JR: Did you have a favorite teacher or mentor who maybe inspired you to get into the math and science fields? Is there anybody along the way who made a difference in your life? That made you think ‘this is what I want to do’?
KP: If you look back, my family, on my father’s side—it was a large family—and all of the brothers in his family were all engineers, So, it pretty much starts at home with my parents, in the sense of them guiding me and letting me do what I wanted to do. I ended up doing the same thing that my dad was doing.
JR: Tell me a little bit more about that.
KP: Sorry, I should be a little more precise. I ended up doing similar to what my dad was doing. My dad was an engineer, also, but he wasn’t an aerospace engineer.
JR: Are any of your family members still in the field?
KP: They’re in the field. My uncle was a civil engineer, and my brother is actually a physician. In fact, I started out as a physician in school. Then, I got bored with the rote memorization that I had to do, so I decided to switch to something that didn’t require a lot of memorizing.
JR: Do you have any ‘yet to be achieved’ life goals?
KP: Well, one, I think just about everybody aims for—probably to retire early and do a whole lot more traveling than quite possible in the business we’re in—traveling at a personal level, not traveling for business.
JR: Are you able to do any leisure travel?
KP: Not in the last few years, you know, it is very little. It’s whatever one- or two-week vacation you can take here or there, but nothing of an extended period of time.
JR: Favorite locations that you’d like to see?
KP: I’m pretty much open to just about anything. When we go, we have a planned set of events that we go through, but we also like to ad lib once we’re there, in the sense of just doing things off-the-cuff.
JR: What advice would you give to an aspiring young engineer or young scientist that might be interested in doing your kind of work?
KP: Be very inquisitive. Just keep asking questions. Make sure you keep asking the right questions until you are satisfied with the answer you get.
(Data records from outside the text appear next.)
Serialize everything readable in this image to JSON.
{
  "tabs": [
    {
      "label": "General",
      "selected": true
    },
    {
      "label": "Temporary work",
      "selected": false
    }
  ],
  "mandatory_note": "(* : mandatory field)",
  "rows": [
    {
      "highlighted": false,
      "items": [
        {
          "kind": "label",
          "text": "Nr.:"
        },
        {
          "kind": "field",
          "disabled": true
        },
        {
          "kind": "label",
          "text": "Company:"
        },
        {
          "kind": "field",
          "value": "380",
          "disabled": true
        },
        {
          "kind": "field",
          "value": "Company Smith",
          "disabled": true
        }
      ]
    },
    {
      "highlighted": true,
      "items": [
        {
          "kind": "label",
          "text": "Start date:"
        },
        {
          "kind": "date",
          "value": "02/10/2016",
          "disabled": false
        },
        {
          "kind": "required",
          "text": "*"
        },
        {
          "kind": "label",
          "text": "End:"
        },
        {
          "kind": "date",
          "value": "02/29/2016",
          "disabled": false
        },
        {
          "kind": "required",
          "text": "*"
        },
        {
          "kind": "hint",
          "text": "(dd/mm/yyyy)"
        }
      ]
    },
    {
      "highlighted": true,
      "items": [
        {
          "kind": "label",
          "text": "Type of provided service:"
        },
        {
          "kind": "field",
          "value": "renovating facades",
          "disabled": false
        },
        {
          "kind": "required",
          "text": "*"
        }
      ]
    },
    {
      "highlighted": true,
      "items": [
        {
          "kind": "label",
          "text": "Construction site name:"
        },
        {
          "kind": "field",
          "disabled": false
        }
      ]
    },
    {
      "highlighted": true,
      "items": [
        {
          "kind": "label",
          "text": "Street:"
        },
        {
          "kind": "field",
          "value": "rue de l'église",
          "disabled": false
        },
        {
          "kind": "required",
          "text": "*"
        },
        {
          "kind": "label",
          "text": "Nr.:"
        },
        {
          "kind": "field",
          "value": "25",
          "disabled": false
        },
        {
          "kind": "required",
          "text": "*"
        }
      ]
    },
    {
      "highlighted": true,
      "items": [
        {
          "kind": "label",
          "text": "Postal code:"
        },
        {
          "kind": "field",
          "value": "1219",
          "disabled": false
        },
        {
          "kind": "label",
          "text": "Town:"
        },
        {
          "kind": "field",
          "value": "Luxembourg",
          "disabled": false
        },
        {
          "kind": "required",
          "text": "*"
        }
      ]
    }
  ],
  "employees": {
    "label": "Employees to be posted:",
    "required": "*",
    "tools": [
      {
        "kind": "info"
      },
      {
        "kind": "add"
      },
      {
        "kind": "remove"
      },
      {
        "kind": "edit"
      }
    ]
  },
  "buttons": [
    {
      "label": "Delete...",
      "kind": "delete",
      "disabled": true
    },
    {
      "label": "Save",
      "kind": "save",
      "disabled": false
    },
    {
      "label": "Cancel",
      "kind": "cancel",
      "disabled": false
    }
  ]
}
JR: Did I miss anything? Are there any questions that you’d like to respond to, or is there anything you’d like to add to being a project manager? About the Dawn mission? About your team?
KP: It’s a great team. It’s a great project. And we’re going to launch next June.